parallelism on distributed-memory computing platforms to enable the construction
of massive networks from a large number of time series based on the calculation of common
statistical similarity measures between them. Additionally, Par@Graph is provided with
a set of parallel graph algorithms to enable fast calculation of important properties of the
generated networks on SMPs. These include those of the betweenness, closeness,
eigenvector and degree centralities as well as the algorithms needed for the calculation of
transitivity, connected components, entropy and diameter. Additionally, a parallel implementation
of a community detection algorithm based on modularity optimization

The capabilities of Par@Graph were shown by using sea surface height data of
a strongly eddying global ocean model
(POP). The resulting networks had number of nodes ranging from

With regards to the challenging issue of memory requirements in order to
compute such big networks, we showed that the presented toolbox notably
optimizes the usage of memory during the reconstruction of large-scale
networks by minimizing the accompanying data redundancy. Additionally, the
resulted networks themselves are markedly lighter in size compared to their
equivalents in

The availability of Par@Graph will allow one to solve a new set of questions in climate
research,
one of which, the coherence of the ocean circulation at different scales, was shortly discussed
in this paper. Apart from higher resolution data sets of one observable, it will now also be possible
to deal with data sets of several variables and to more efficiently reconstruct and analyze
networks of networks

Par@Graph is not yet provided with a license. For the time being, source code will be available from authors upon request. Authors will also provide support in the initial software installation and setup.
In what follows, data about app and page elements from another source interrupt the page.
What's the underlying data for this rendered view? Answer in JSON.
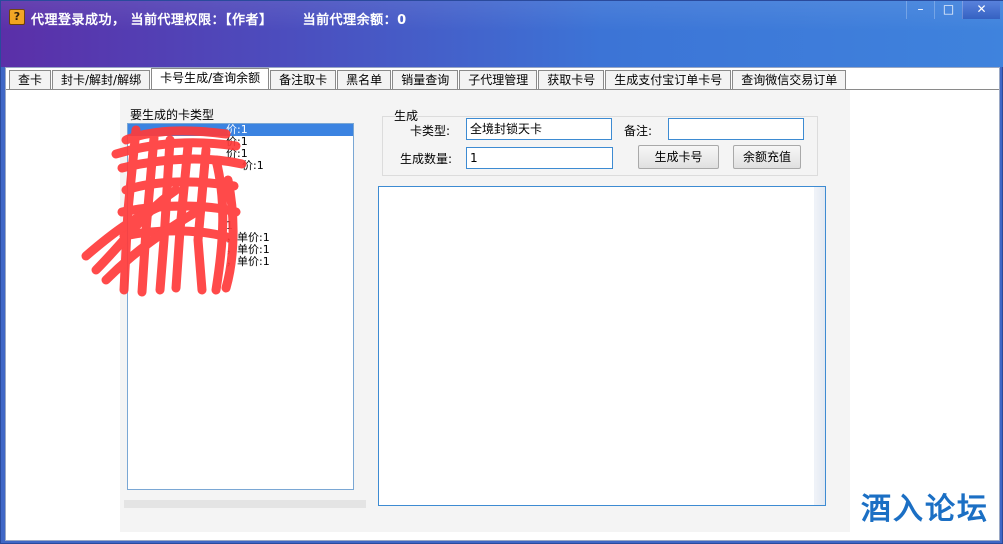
{
  "window": {
    "title": "代理登录成功， 当前代理权限：【作者】      当前代理余额：0",
    "icon": "question-app-icon",
    "controls": [
      "minimize",
      "maximize",
      "close"
    ]
  },
  "tabs": [
    {
      "label": "查卡",
      "active": false
    },
    {
      "label": "封卡/解封/解绑",
      "active": false
    },
    {
      "label": "卡号生成/查询余额",
      "active": true
    },
    {
      "label": "备注取卡",
      "active": false
    },
    {
      "label": "黑名单",
      "active": false
    },
    {
      "label": "销量查询",
      "active": false
    },
    {
      "label": "子代理管理",
      "active": false
    },
    {
      "label": "获取卡号",
      "active": false
    },
    {
      "label": "生成支付宝订单卡号",
      "active": false
    },
    {
      "label": "查询微信交易订单",
      "active": false
    }
  ],
  "card_types": {
    "label": "要生成的卡类型",
    "items": [
      {
        "text": "价:1",
        "selected": true
      },
      {
        "text": "价:1",
        "selected": false
      },
      {
        "text": "价:1",
        "selected": false
      },
      {
        "text": "价:1",
        "selected": false
      },
      {
        "text": "",
        "selected": false
      },
      {
        "text": "",
        "selected": false
      },
      {
        "text": "",
        "selected": false
      },
      {
        "text": "",
        "selected": false
      },
      {
        "text": "1",
        "selected": false
      },
      {
        "text": "，单价:1",
        "selected": false
      },
      {
        "text": "，单价:1",
        "selected": false
      },
      {
        "text": "，单价:1",
        "selected": false
      }
    ]
  },
  "generate": {
    "group_label": "生成",
    "card_type_label": "卡类型:",
    "card_type_value": "全境封锁天卡",
    "note_label": "备注:",
    "note_value": "",
    "count_label": "生成数量:",
    "count_value": "1",
    "generate_button": "生成卡号",
    "recharge_button": "余额充值"
  },
  "output_text": "",
  "watermark": "酒入论坛",
  "colors": {
    "title_gradient_start": "#5b2fa8",
    "title_gradient_end": "#3f83dd",
    "selection": "#3b83e1",
    "input_border": "#3d8bd2",
    "watermark": "#1b6fc4",
    "scribble": "#ff3b3b"
  }
}
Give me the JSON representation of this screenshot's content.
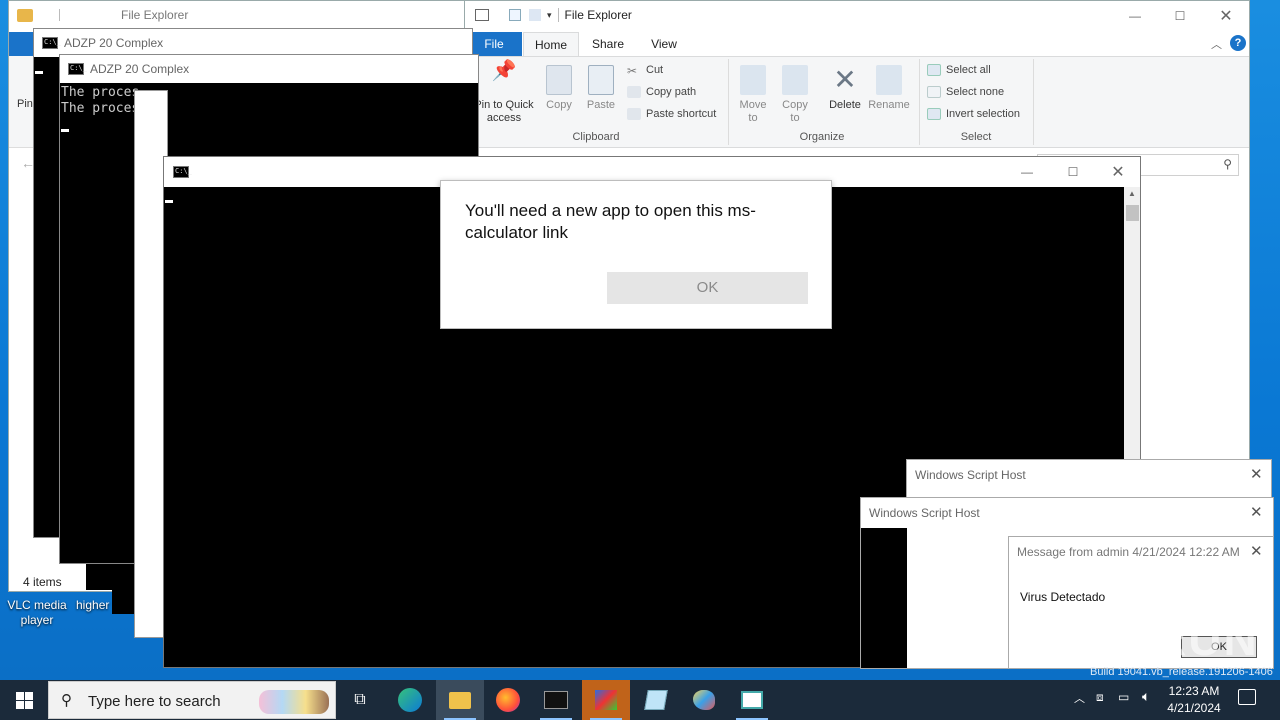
{
  "explorer_left": {
    "title": "File Explorer",
    "status": "4 items",
    "nav_label": "Pin"
  },
  "explorer_right": {
    "title": "File Explorer",
    "tabs": [
      "File",
      "Home",
      "Share",
      "View"
    ],
    "clipboard": {
      "pin": "Pin to Quick access",
      "copy": "Copy",
      "paste": "Paste",
      "cut": "Cut",
      "copy_path": "Copy path",
      "paste_shortcut": "Paste shortcut",
      "group": "Clipboard"
    },
    "organize": {
      "move_to": "Move to",
      "copy_to": "Copy to",
      "delete": "Delete",
      "rename": "Rename",
      "group": "Organize"
    },
    "select": {
      "select_all": "Select all",
      "select_none": "Select none",
      "invert": "Invert selection",
      "group": "Select"
    }
  },
  "cmd1": {
    "title": "ADZP 20 Complex"
  },
  "cmd2": {
    "title": "ADZP 20 Complex",
    "line1": "The proces",
    "line2": "The proces"
  },
  "dialog": {
    "message": "You'll need a new app to open this ms-calculator link",
    "ok": "OK"
  },
  "wsh1": {
    "title": "Windows Script Host"
  },
  "wsh2": {
    "title": "Windows Script Host"
  },
  "msg": {
    "title": "Message from admin 4/21/2024 12:22 AM",
    "body": "Virus Detectado",
    "ok": "OK"
  },
  "desktop": {
    "vlc_label": "VLC media player",
    "higher_label": "higher",
    "build": "Build 19041.vb_release.191206-1406",
    "watermark": "ANY RUN"
  },
  "taskbar": {
    "search_placeholder": "Type here to search",
    "time": "12:23 AM",
    "date": "4/21/2024"
  },
  "colors": {
    "accent": "#1a73c9",
    "taskbar": "#1b2a3a",
    "desktop": "#0a7fd6"
  }
}
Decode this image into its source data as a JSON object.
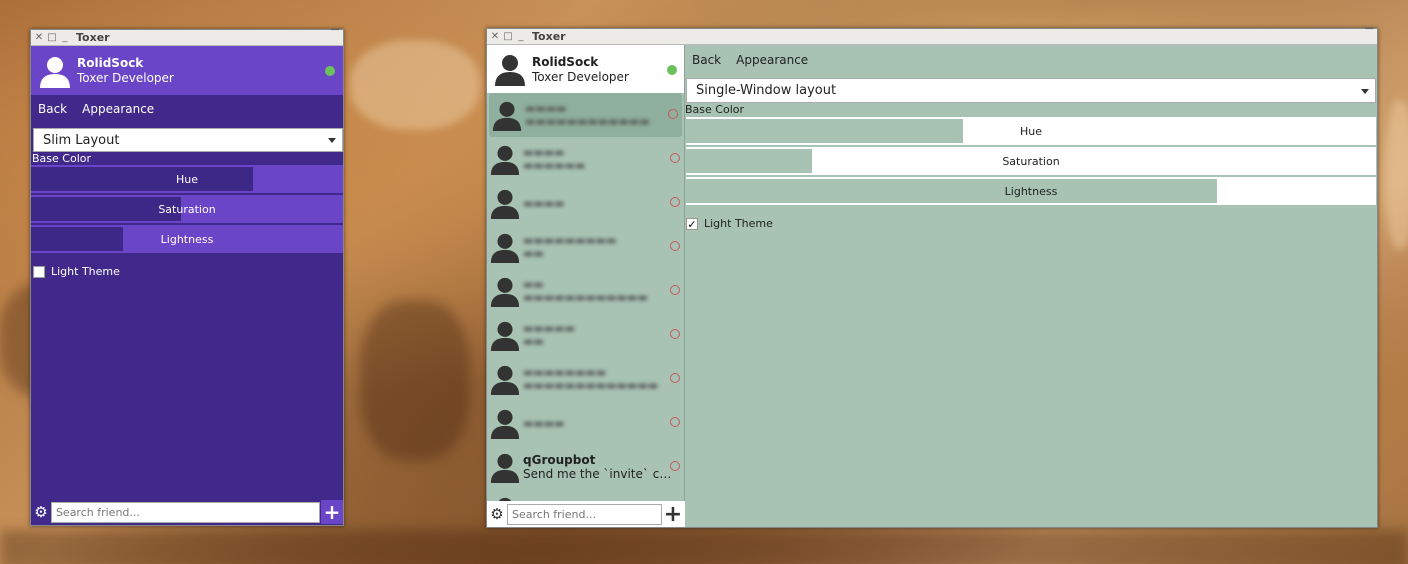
{
  "left_window": {
    "title": "Toxer",
    "profile": {
      "name": "RolidSock",
      "status_message": "Toxer Developer"
    },
    "nav": {
      "back": "Back",
      "appearance": "Appearance"
    },
    "layout_select": "Slim Layout",
    "base_color_label": "Base Color",
    "sliders": [
      {
        "label": "Hue",
        "level": 0.72
      },
      {
        "label": "Saturation",
        "level": 0.5
      },
      {
        "label": "Lightness",
        "level": 0.3
      }
    ],
    "light_theme": {
      "label": "Light Theme",
      "checked": false
    },
    "search_placeholder": "Search friend...",
    "colors": {
      "header": "#6b45c8",
      "body": "#40298a",
      "accent": "#6b45c8"
    }
  },
  "right_window": {
    "title": "Toxer",
    "profile": {
      "name": "RolidSock",
      "status_message": "Toxer Developer"
    },
    "nav": {
      "back": "Back",
      "appearance": "Appearance"
    },
    "layout_select": "Single-Window layout",
    "base_color_label": "Base Color",
    "sliders": [
      {
        "label": "Hue",
        "level": 0.4
      },
      {
        "label": "Saturation",
        "level": 0.18
      },
      {
        "label": "Lightness",
        "level": 0.77
      }
    ],
    "light_theme": {
      "label": "Light Theme",
      "checked": true,
      "check_mark": "✓"
    },
    "friends": [
      {
        "name": "",
        "message": "",
        "active": true
      },
      {
        "name": "",
        "message": ""
      },
      {
        "name": "",
        "message": ""
      },
      {
        "name": "",
        "message": ""
      },
      {
        "name": "",
        "message": ""
      },
      {
        "name": "",
        "message": ""
      },
      {
        "name": "",
        "message": ""
      },
      {
        "name": "",
        "message": ""
      },
      {
        "name": "qGroupbot",
        "message": "Send me the `invite` co…"
      }
    ],
    "search_placeholder": "Search friend...",
    "colors": {
      "background": "#a8c3b4",
      "slider_fill": "#a8c3b4",
      "online": "#6bc25a",
      "offline": "#c85a5a"
    }
  }
}
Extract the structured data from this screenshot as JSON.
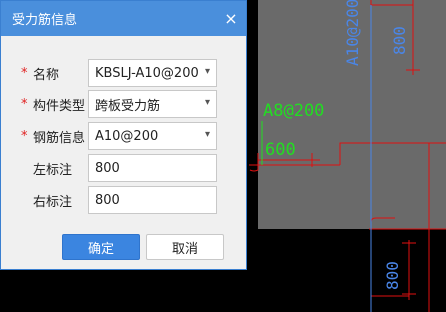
{
  "dialog": {
    "title": "受力筋信息",
    "close_glyph": "×",
    "fields": {
      "name": {
        "label": "名称",
        "value": "KBSLJ-A10@200",
        "required": true
      },
      "component_type": {
        "label": "构件类型",
        "value": "跨板受力筋",
        "required": true
      },
      "rebar_info": {
        "label": "钢筋信息",
        "value": "A10@200",
        "required": true
      },
      "left_mark": {
        "label": "左标注",
        "value": "800",
        "required": false
      },
      "right_mark": {
        "label": "右标注",
        "value": "800",
        "required": false
      }
    },
    "ok_label": "确定",
    "cancel_label": "取消",
    "required_marker": "*"
  },
  "cad": {
    "labels": {
      "rebar_green": "A8@200",
      "dim_green": "600",
      "rebar_blue": "A10@200",
      "dim_blue_top": "800",
      "dim_blue_bottom": "800"
    },
    "colors": {
      "green": "#22dd22",
      "blue": "#4a86e8",
      "red": "#e01010",
      "gray": "#6a6a6a"
    }
  }
}
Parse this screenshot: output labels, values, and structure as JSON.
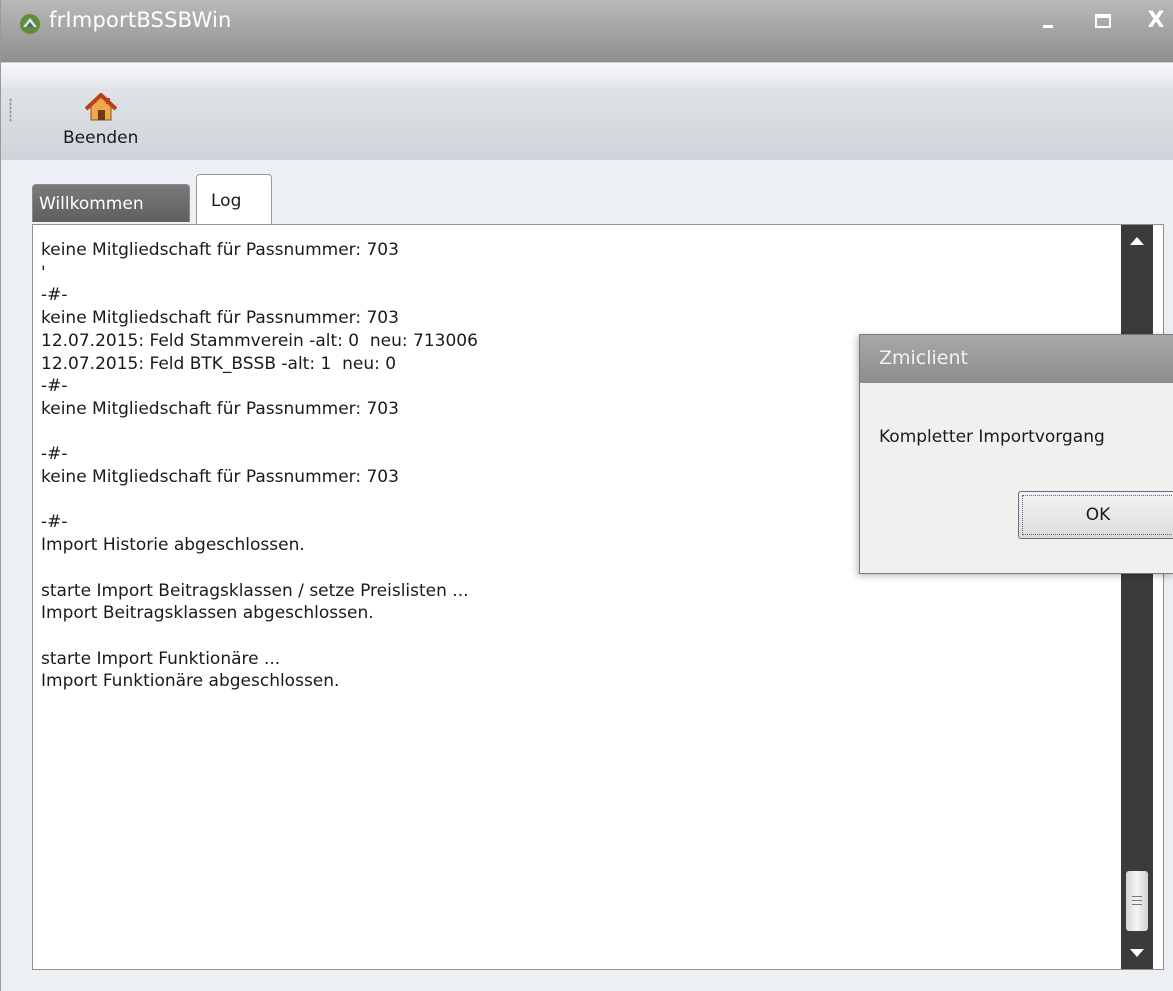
{
  "window": {
    "title": "frImportBSSBWin",
    "minimize_label": "Minimize",
    "maximize_label": "Maximize",
    "close_label": "X"
  },
  "toolbar": {
    "beenden_label": "Beenden",
    "beenden_icon": "house-icon"
  },
  "tabs": [
    {
      "label": "Willkommen",
      "active": false
    },
    {
      "label": "Log",
      "active": true
    }
  ],
  "log": {
    "lines": [
      "keine Mitgliedschaft für Passnummer: 703",
      "'",
      "-#-",
      "keine Mitgliedschaft für Passnummer: 703",
      "12.07.2015: Feld Stammverein -alt: 0  neu: 713006",
      "12.07.2015: Feld BTK_BSSB -alt: 1  neu: 0",
      "-#-",
      "keine Mitgliedschaft für Passnummer: 703",
      "",
      "-#-",
      "keine Mitgliedschaft für Passnummer: 703",
      "",
      "-#-",
      "Import Historie abgeschlossen.",
      "",
      "starte Import Beitragsklassen / setze Preislisten ...",
      "Import Beitragsklassen abgeschlossen.",
      "",
      "starte Import Funktionäre ...",
      "Import Funktionäre abgeschlossen."
    ]
  },
  "dialog": {
    "title": "Zmiclient",
    "message": "Kompletter Importvorgang",
    "ok_label": "OK"
  },
  "colors": {
    "titlebar": "#9f9f9f",
    "scrollbar": "#3b3b3b",
    "active_tab_bg": "#ffffff",
    "inactive_tab_bg": "#6b6b6b"
  }
}
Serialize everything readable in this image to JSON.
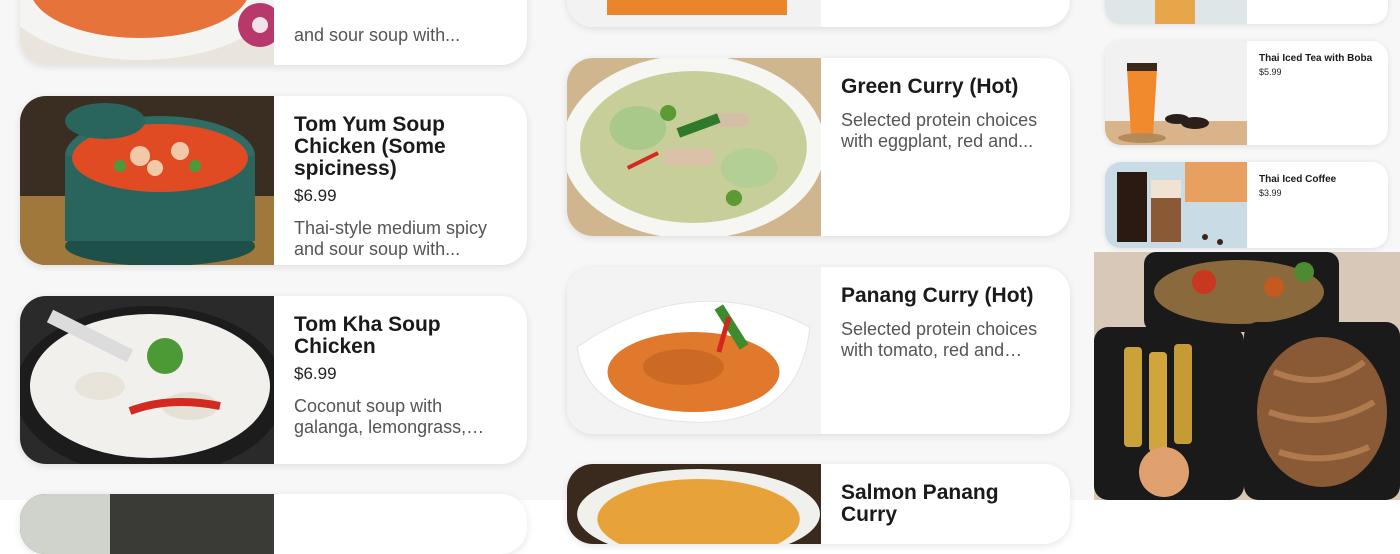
{
  "left_column": {
    "items": [
      {
        "title": "",
        "price": "",
        "description": "and sour soup with..."
      },
      {
        "title": "Tom Yum Soup Chicken (Some spiciness)",
        "price": "$6.99",
        "description": "Thai-style medium spicy and sour soup with..."
      },
      {
        "title": "Tom Kha Soup Chicken",
        "price": "$6.99",
        "description": "Coconut soup with galanga, lemongrass, lime..."
      }
    ]
  },
  "middle_column": {
    "items": [
      {
        "title": "Green Curry (Hot)",
        "description": "Selected protein choices with eggplant, red and..."
      },
      {
        "title": "Panang Curry (Hot)",
        "description": "Selected protein choices with tomato, red and gree..."
      },
      {
        "title": "Salmon Panang Curry"
      }
    ]
  },
  "right_column": {
    "items": [
      {
        "title": "Thai Iced Tea with Boba",
        "price": "$5.99"
      },
      {
        "title": "Thai Iced Coffee",
        "price": "$3.99"
      }
    ]
  },
  "colors": {
    "card_bg": "#ffffff",
    "page_bg": "#f7f7f7",
    "text": "#1a1a1a",
    "muted": "#555555"
  }
}
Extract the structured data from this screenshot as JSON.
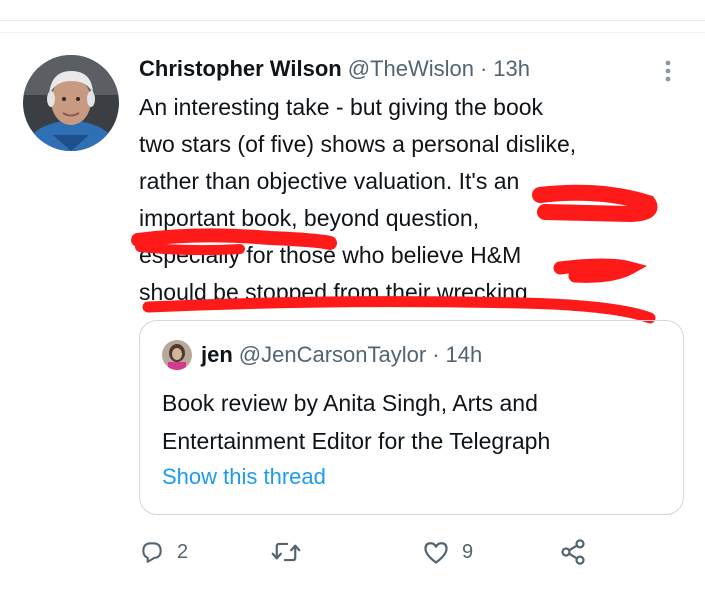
{
  "tweet": {
    "author_name": "Christopher Wilson",
    "author_handle": "@TheWislon",
    "separator": "·",
    "time": "13h",
    "text": "An interesting take - but giving the book\ntwo stars (of five) shows a personal dislike,\nrather than objective valuation. It's an\nimportant book, beyond question,\nespecially for those who believe H&M\nshould be stopped from their wrecking"
  },
  "quoted": {
    "name": "jen",
    "handle": "@JenCarsonTaylor",
    "separator": "·",
    "time": "14h",
    "text": "Book review by Anita Singh, Arts and\nEntertainment Editor for the Telegraph",
    "link": "Show this thread"
  },
  "actions": {
    "reply_count": "2",
    "retweet_count": "",
    "like_count": "9"
  },
  "colors": {
    "text": "#0f1419",
    "muted": "#536471",
    "link": "#1d9bf0",
    "border": "#cfd9de",
    "scribble": "#ff1a1a"
  },
  "icons": {
    "reply": "reply-icon",
    "retweet": "retweet-icon",
    "like": "like-icon",
    "share": "share-icon",
    "more": "more-vertical-icon"
  }
}
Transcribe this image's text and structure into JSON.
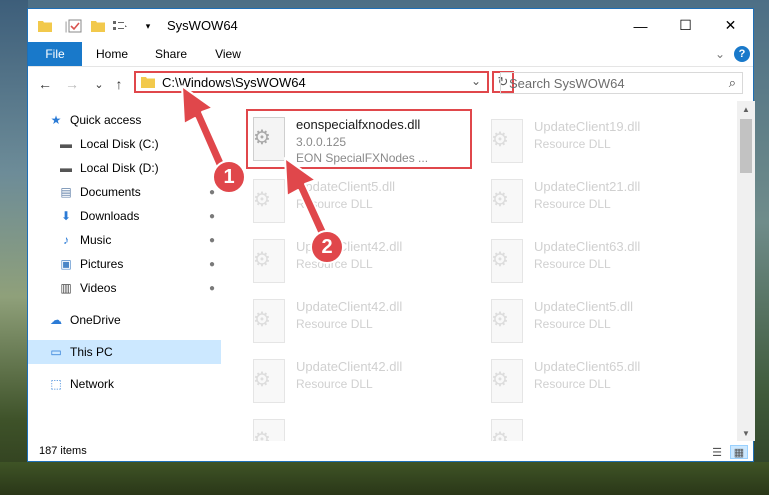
{
  "window": {
    "title": "SysWOW64"
  },
  "window_controls": {
    "minimize": "—",
    "maximize": "☐",
    "close": "✕"
  },
  "ribbon": {
    "tabs": [
      "File",
      "Home",
      "Share",
      "View"
    ],
    "collapse": "⌄",
    "help": "?"
  },
  "nav": {
    "back": "←",
    "forward": "→",
    "recent": "⌄",
    "up": "↑"
  },
  "address": {
    "path": "C:\\Windows\\SysWOW64",
    "dropdown": "⌄",
    "refresh": "↻"
  },
  "search": {
    "placeholder": "Search SysWOW64",
    "icon": "⌕"
  },
  "sidebar": {
    "items": [
      {
        "label": "Quick access",
        "icon": "★",
        "pinned": false
      },
      {
        "label": "Local Disk (C:)",
        "icon": "▬",
        "pinned": false
      },
      {
        "label": "Local Disk (D:)",
        "icon": "▬",
        "pinned": false
      },
      {
        "label": "Documents",
        "icon": "▤",
        "pinned": true
      },
      {
        "label": "Downloads",
        "icon": "⬇",
        "pinned": true
      },
      {
        "label": "Music",
        "icon": "♪",
        "pinned": true
      },
      {
        "label": "Pictures",
        "icon": "▣",
        "pinned": true
      },
      {
        "label": "Videos",
        "icon": "▥",
        "pinned": true
      },
      {
        "label": "OneDrive",
        "icon": "☁",
        "pinned": false
      },
      {
        "label": "This PC",
        "icon": "▭",
        "pinned": false
      },
      {
        "label": "Network",
        "icon": "⬚",
        "pinned": false
      }
    ],
    "pin_glyph": "📌"
  },
  "files": {
    "main": {
      "name": "eonspecialfxnodes.dll",
      "version": "3.0.0.125",
      "description": "EON SpecialFXNodes ..."
    },
    "faded": [
      {
        "name": "UpdateClient19.dll",
        "type": "Resource DLL"
      },
      {
        "name": "UpdateClient5.dll",
        "type": "Resource DLL"
      },
      {
        "name": "UpdateClient21.dll",
        "type": "Resource DLL"
      },
      {
        "name": "UpdateClient42.dll",
        "type": "Resource DLL"
      },
      {
        "name": "UpdateClient63.dll",
        "type": "Resource DLL"
      },
      {
        "name": "UpdateClient42.dll",
        "type": "Resource DLL"
      },
      {
        "name": "UpdateClient5.dll",
        "type": "Resource DLL"
      },
      {
        "name": "UpdateClient42.dll",
        "type": "Resource DLL"
      },
      {
        "name": "UpdateClient65.dll",
        "type": "Resource DLL"
      }
    ]
  },
  "status": {
    "count": "187 items"
  },
  "annotations": {
    "step1": "1",
    "step2": "2",
    "arrow_color": "#e0474b"
  }
}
The authors would like to acknowledge the support of the LINC project (no. 289447) funded by EC's Marie-Curie ITN program (FP7-PEOPLE-2011-ITN). The computations on the Cartesius machine were funded by the Exact Sciences division of the Netherlands Organization of Scientific Research under grant SH-284-14. Edited by: D. Ham